The 2011 Colombian student protests was a student protest movement in Colombia. The protest begun as a reaction against a planned reform on the education system in Colombia. On November 16 the reform project was withdrawn from the parliament of Colombia, with student leaders referring to the decision as a victory for the movement.[1]

Student leader Jairo Rivera have claimed that Colombian education is drifting toward "the Chilean model" something he warned against and said that "the Chilean model is the one to not follow".[2]

2011 Colombian student protest and 2011 Chilean student protests leaders have announced a joint bi-national student protest for November 24 of 2011.[3] Chilean newspaper The Clinic have pointed out that these two student protests have in common that they broke out in the only two South American countries ruled by right-wing presidents.[2]

Causes and antecedents[edit]

Superior education reform proposed[edit]

The superior education reform project proposed by the government of Juan Manuel Santos and María Fernanda Campo, its education minister, wanted to modify the #30 law of 1992 which organizes the superior education in Colombia. The project was first presented to some colleges' rectors on march 10 of 2011 and was popularized the next months in college community. The project wasn't well received by educative union since it didn't guarantee to universities the necessary resources for its good development.

Profit Universities[edit]

Between 2001 and 2010, three million six hundred thousand high school graduated students couldn't take superior studies. In order to fix this problem, the reform proposed to create new superior education profit institutions. It was the most controversial point of the project. The university community argued that, in others countries as Brasil, which already introduced this model, the quality of the education remarkably decreased although the range has increased. Multiple protests were made against the profit universities proposal, one of them the April 7th massive protest. Because of these protests, the government abandoned the idea of profit colleges on August 23. However, the college community was against the whole reform.

College credits[edit]
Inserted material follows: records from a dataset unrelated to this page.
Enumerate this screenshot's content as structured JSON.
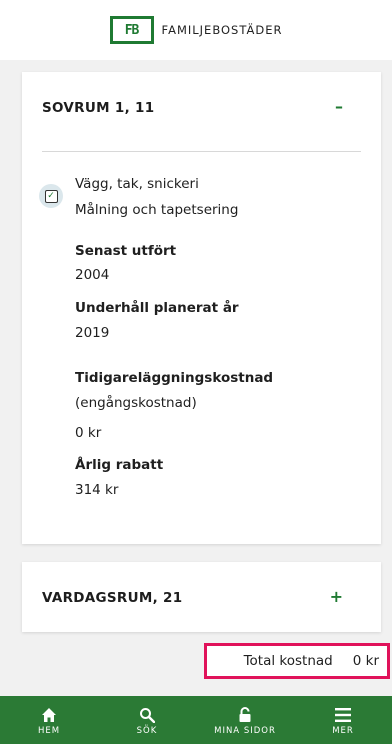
{
  "header": {
    "logo_letters": "FB",
    "brand": "FAMILJEBOSTÄDER"
  },
  "card1": {
    "title": "SOVRUM 1, 11",
    "toggle": "–",
    "checkbox_checked": true,
    "item_line1": "Vägg, tak, snickeri",
    "item_line2": "Målning och tapetsering",
    "senast_label": "Senast utfört",
    "senast_value": "2004",
    "underhall_label": "Underhåll planerat år",
    "underhall_value": "2019",
    "tidig_label": "Tidigareläggningskostnad",
    "tidig_sub": "(engångskostnad)",
    "tidig_value": "0 kr",
    "rabatt_label": "Årlig rabatt",
    "rabatt_value": "314 kr"
  },
  "card2": {
    "title": "VARDAGSRUM, 21",
    "toggle": "+"
  },
  "total": {
    "label": "Total kostnad",
    "value": "0 kr"
  },
  "nav": [
    {
      "label": "HEM",
      "icon": "home-icon"
    },
    {
      "label": "SÖK",
      "icon": "search-icon"
    },
    {
      "label": "MINA SIDOR",
      "icon": "lock-icon"
    },
    {
      "label": "MER",
      "icon": "menu-icon"
    }
  ],
  "colors": {
    "brand_green": "#2b7a35",
    "highlight": "#e0125a"
  }
}
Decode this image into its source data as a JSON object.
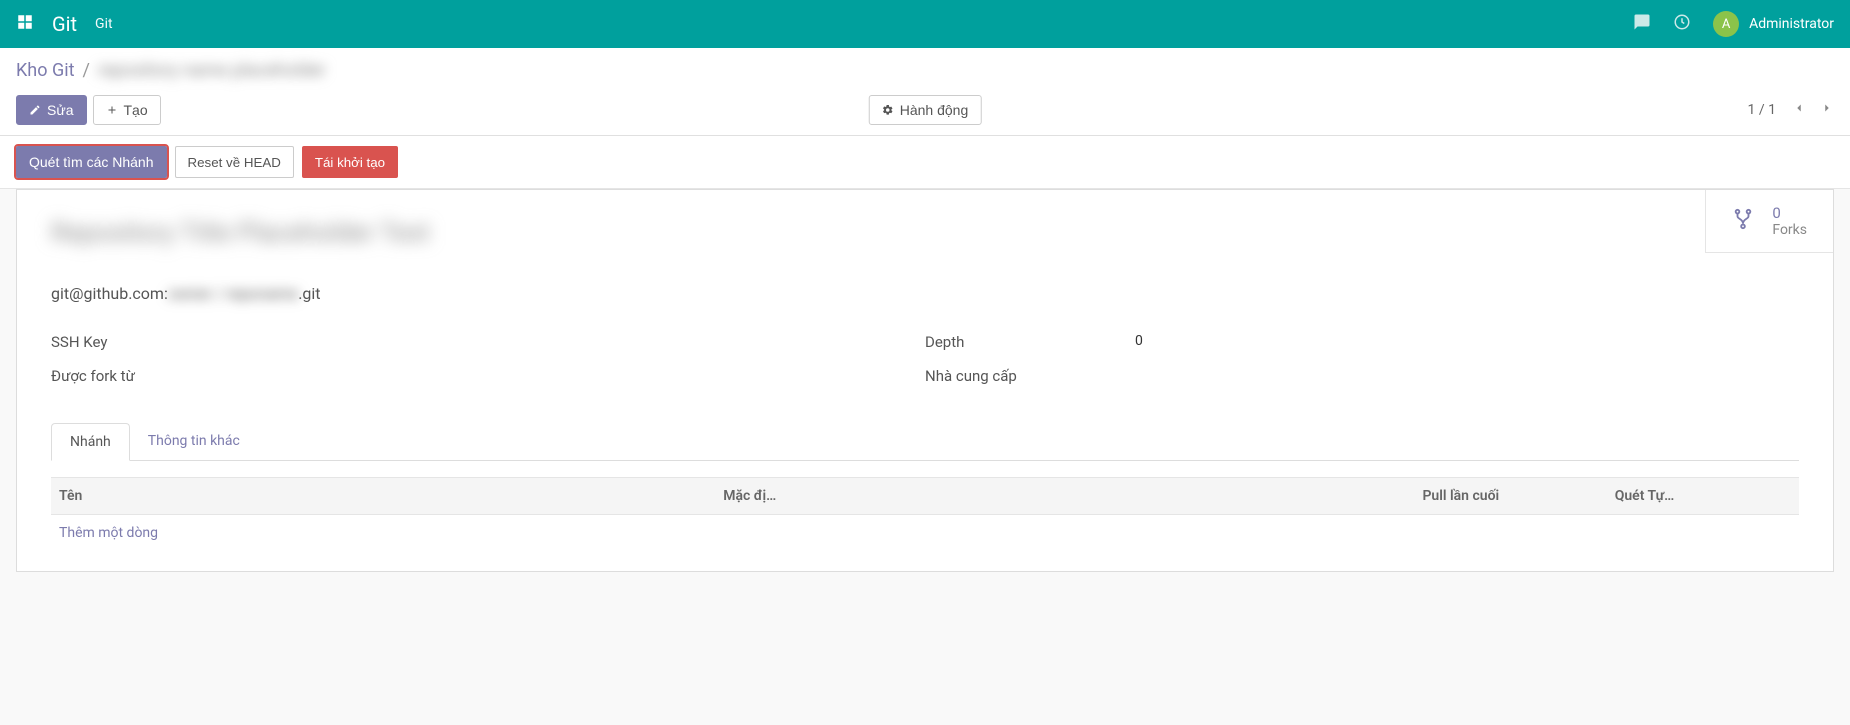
{
  "topbar": {
    "brand": "Git",
    "menu_git": "Git",
    "user_initial": "A",
    "user_name": "Administrator"
  },
  "breadcrumb": {
    "root": "Kho Git",
    "sep": "/",
    "current": "repository name placeholder"
  },
  "actions": {
    "edit": "Sửa",
    "create": "Tạo",
    "action_menu": "Hành động",
    "pager": "1 / 1"
  },
  "status_buttons": {
    "scan": "Quét tìm các Nhánh",
    "reset": "Reset về HEAD",
    "reinit": "Tái khởi tạo"
  },
  "forks": {
    "count": "0",
    "label": "Forks"
  },
  "repo": {
    "title": "Repository Title Placeholder Text",
    "url_prefix": "git@github.com:",
    "url_blur": "owner / reponame",
    "url_suffix": ".git"
  },
  "fields": {
    "ssh_key_label": "SSH Key",
    "ssh_key_value": "",
    "forked_label": "Được fork từ",
    "forked_value": "",
    "depth_label": "Depth",
    "depth_value": "0",
    "provider_label": "Nhà cung cấp",
    "provider_value": ""
  },
  "tabs": {
    "branches": "Nhánh",
    "other": "Thông tin khác"
  },
  "table": {
    "col_name": "Tên",
    "col_default": "Mặc đị…",
    "col_last_pull": "Pull lần cuối",
    "col_auto_scan": "Quét Tự…",
    "add_line": "Thêm một dòng"
  }
}
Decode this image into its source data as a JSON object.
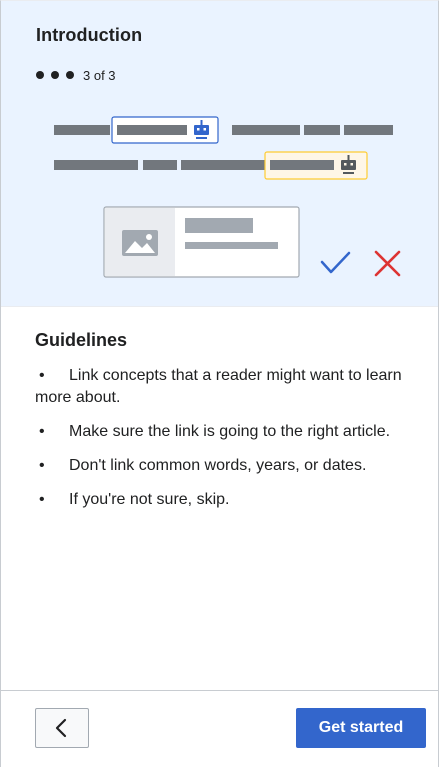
{
  "onboarding": {
    "title": "Introduction",
    "progress_text": "3 of 3",
    "progress_current": 3,
    "progress_total": 3
  },
  "illustration": {
    "link_box_color": "#3366cc",
    "suggestion_box_color": "#fc3",
    "text_line_color": "#72777d",
    "check_color": "#3366cc",
    "cross_color": "#d33"
  },
  "guidelines": {
    "heading": "Guidelines",
    "items": [
      {
        "bullet": "•",
        "text": "Link concepts that a reader might want to learn more about."
      },
      {
        "bullet": "•",
        "text": "Make sure the link is going to the right article."
      },
      {
        "bullet": "•",
        "text": "Don't link common words, years, or dates."
      },
      {
        "bullet": "•",
        "text": "If you're not sure, skip."
      }
    ]
  },
  "footer": {
    "back_icon": "chevron-left-icon",
    "primary_label": "Get started",
    "primary_color": "#3366cc"
  }
}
The reform considered an increase on the college credits investment through the Instituto Colombiano de Crédito and ICETEX. Credits which would be returned when students end their studies and get a job, all with the possibility of a debt forgiveness if excellent grades would be achieved. Since only private universities accept credit students, college community criticized that point because, in its opinion, it would harm the public education.

The April 7th protest[edit]

Students marching on April 7, 2011 against the proposed education reform

The first massive protest of unions, masters and students was on April 7th of 2011 during the Juan Manuel Santos' government. The protesters demanded a master's, pensioner's and employee's salary raise and an improvement on working and union rights. Also, they rejected the above-mentioned superior education reform among other reforms such as some companies privatization. The protests were made on national territory and had a great participation: every public university, some private universities, the Organización Colombiana de Estudiantes (OCE), the Federación de Estudiantes Universitarios (FEU) and a lot of more education unions.